### Task to complete
Your task is to reproduce the listing exactly, without its images.

::: Supplied entries :::

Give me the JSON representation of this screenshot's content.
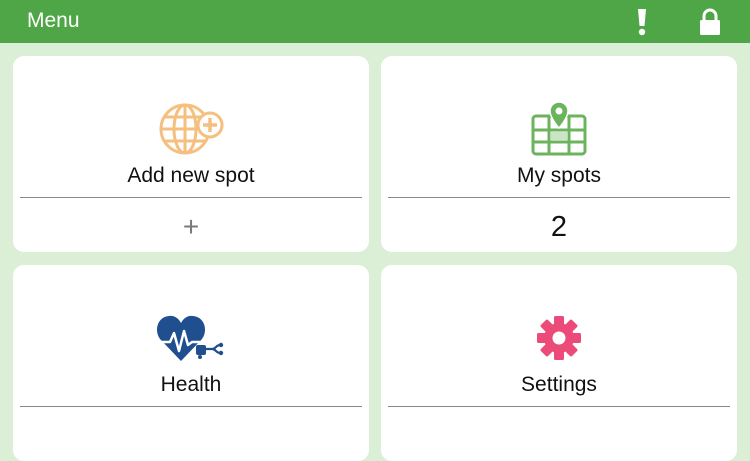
{
  "header": {
    "title": "Menu",
    "alert_icon": "exclamation-icon",
    "lock_icon": "lock-icon"
  },
  "tiles": [
    {
      "label": "Add new spot",
      "value": "+",
      "icon": "globe-plus-icon",
      "color": "#f5bf7f"
    },
    {
      "label": "My spots",
      "value": "2",
      "icon": "map-pin-icon",
      "color": "#6cb35d"
    },
    {
      "label": "Health",
      "value": "",
      "icon": "heart-health-icon",
      "color": "#1f4f8f"
    },
    {
      "label": "Settings",
      "value": "",
      "icon": "gear-icon",
      "color": "#ec4b7a"
    }
  ],
  "colors": {
    "header_bg": "#4fa646",
    "page_bg": "#dbeed6"
  }
}
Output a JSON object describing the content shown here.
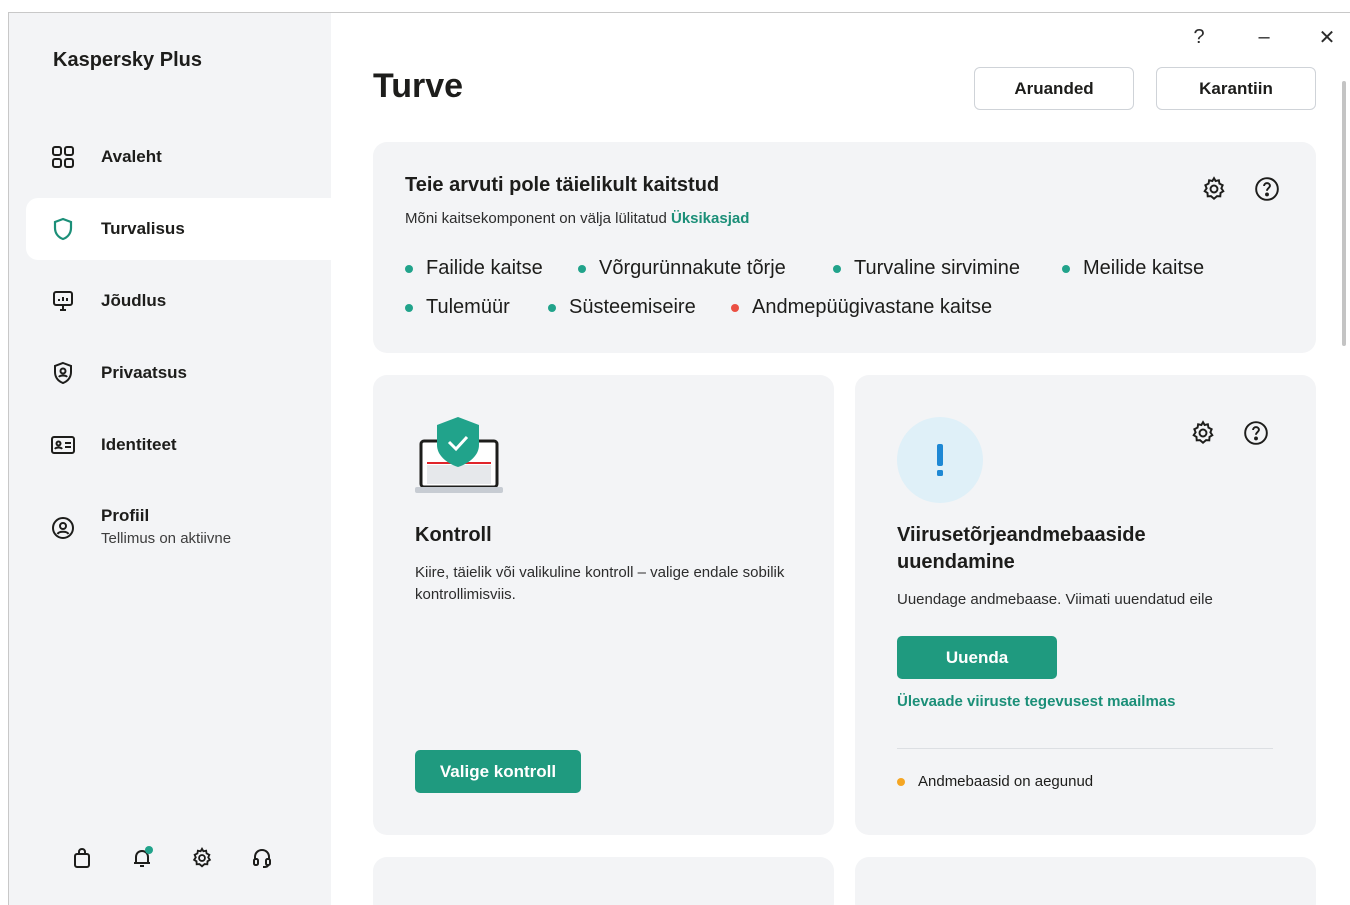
{
  "app": {
    "name": "Kaspersky Plus"
  },
  "titlebar": {
    "help": "?",
    "minimize": "–",
    "close": "✕"
  },
  "sidebar": {
    "items": [
      {
        "label": "Avaleht",
        "icon": "grid-icon"
      },
      {
        "label": "Turvalisus",
        "icon": "shield-icon"
      },
      {
        "label": "Jõudlus",
        "icon": "monitor-icon"
      },
      {
        "label": "Privaatsus",
        "icon": "privacy-shield-icon"
      },
      {
        "label": "Identiteet",
        "icon": "id-card-icon"
      },
      {
        "label": "Profiil",
        "sub": "Tellimus on aktiivne",
        "icon": "user-icon"
      }
    ],
    "bottom_icons": [
      "shopping-bag-icon",
      "bell-icon",
      "gear-icon",
      "headset-icon"
    ]
  },
  "header": {
    "title": "Turve",
    "reports_label": "Aruanded",
    "quarantine_label": "Karantiin"
  },
  "status": {
    "title": "Teie arvuti pole täielikult kaitstud",
    "subtitle": "Mõni kaitsekomponent on välja lülitatud",
    "details_link": "Üksikasjad",
    "components": [
      {
        "label": "Failide kaitse",
        "state": "green"
      },
      {
        "label": "Võrgurünnakute tõrje",
        "state": "green"
      },
      {
        "label": "Turvaline sirvimine",
        "state": "green"
      },
      {
        "label": "Meilide kaitse",
        "state": "green"
      },
      {
        "label": "Tulemüür",
        "state": "green"
      },
      {
        "label": "Süsteemiseire",
        "state": "green"
      },
      {
        "label": "Andmepüügivastane kaitse",
        "state": "red"
      }
    ]
  },
  "scan_card": {
    "title": "Kontroll",
    "description": "Kiire, täielik või valikuline kontroll – valige endale sobilik kontrollimisviis.",
    "button": "Valige kontroll"
  },
  "update_card": {
    "title": "Viirusetõrjeandmebaaside uuendamine",
    "description": "Uuendage andmebaase. Viimati uuendatud eile",
    "button": "Uuenda",
    "link": "Ülevaade viiruste tegevusest maailmas",
    "status": "Andmebaasid on aegunud"
  },
  "colors": {
    "accent": "#1f9a7f",
    "link": "#1b8f78",
    "ok": "#21a38b",
    "error": "#eb5043",
    "warning": "#f5a623",
    "sidebar_bg": "#f3f4f6"
  }
}
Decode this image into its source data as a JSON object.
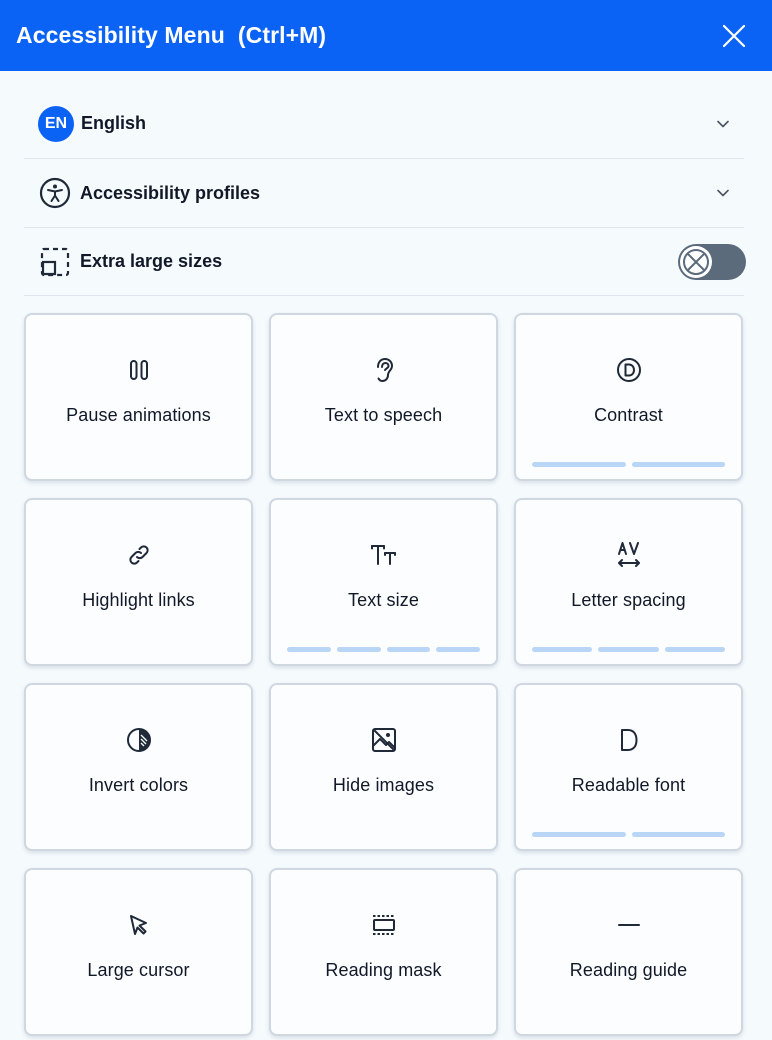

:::

### Answer space
Give me the JSON representation of this screenshot's content.
{
  "header": {
    "title": "Menu",
    "alert_icon": "exclamation-icon",
    "lock_icon": "lock-icon"
  },
  "tiles": [
    {
      "label": "Add new spot",
      "value": "+",
      "icon": "globe-plus-icon",
      "color": "#f5bf7f"
    },
    {
      "label": "My spots",
      "value": "2",
      "icon": "map-pin-icon",
      "color": "#6cb35d"
    },
    {
      "label": "Health",
      "value": "",
      "icon": "heart-health-icon",
      "color": "#1f4f8f"
    },
    {
      "label": "Settings",
      "value": "",
      "icon": "gear-icon",
      "color": "#ec4b7a"
    }
  ],
  "colors": {
    "header_bg": "#4fa646",
    "page_bg": "#dbeed6"
  }
}
Output a JSON object describing the content shown here.
{
  "app": {
    "name": "Kaspersky Plus"
  },
  "titlebar": {
    "help": "?",
    "minimize": "–",
    "close": "✕"
  },
  "sidebar": {
    "items": [
      {
        "label": "Avaleht",
        "icon": "grid-icon"
      },
      {
        "label": "Turvalisus",
        "icon": "shield-icon"
      },
      {
        "label": "Jõudlus",
        "icon": "monitor-icon"
      },
      {
        "label": "Privaatsus",
        "icon": "privacy-shield-icon"
      },
      {
        "label": "Identiteet",
        "icon": "id-card-icon"
      },
      {
        "label": "Profiil",
        "sub": "Tellimus on aktiivne",
        "icon": "user-icon"
      }
    ],
    "bottom_icons": [
      "shopping-bag-icon",
      "bell-icon",
      "gear-icon",
      "headset-icon"
    ]
  },
  "header": {
    "title": "Turve",
    "reports_label": "Aruanded",
    "quarantine_label": "Karantiin"
  },
  "status": {
    "title": "Teie arvuti pole täielikult kaitstud",
    "subtitle": "Mõni kaitsekomponent on välja lülitatud",
    "details_link": "Üksikasjad",
    "components": [
      {
        "label": "Failide kaitse",
        "state": "green"
      },
      {
        "label": "Võrgurünnakute tõrje",
        "state": "green"
      },
      {
        "label": "Turvaline sirvimine",
        "state": "green"
      },
      {
        "label": "Meilide kaitse",
        "state": "green"
      },
      {
        "label": "Tulemüür",
        "state": "green"
      },
      {
        "label": "Süsteemiseire",
        "state": "green"
      },
      {
        "label": "Andmepüügivastane kaitse",
        "state": "red"
      }
    ]
  },
  "scan_card": {
    "title": "Kontroll",
    "description": "Kiire, täielik või valikuline kontroll – valige endale sobilik kontrollimisviis.",
    "button": "Valige kontroll"
  },
  "update_card": {
    "title": "Viirusetõrjeandmebaaside uuendamine",
    "description": "Uuendage andmebaase. Viimati uuendatud eile",
    "button": "Uuenda",
    "link": "Ülevaade viiruste tegevusest maailmas",
    "status": "Andmebaasid on aegunud"
  },
  "colors": {
    "accent": "#1f9a7f",
    "link": "#1b8f78",
    "ok": "#21a38b",
    "error": "#eb5043",
    "warning": "#f5a623",
    "sidebar_bg": "#f3f4f6"
  }
}
Decode this image into its source data as a JSON object.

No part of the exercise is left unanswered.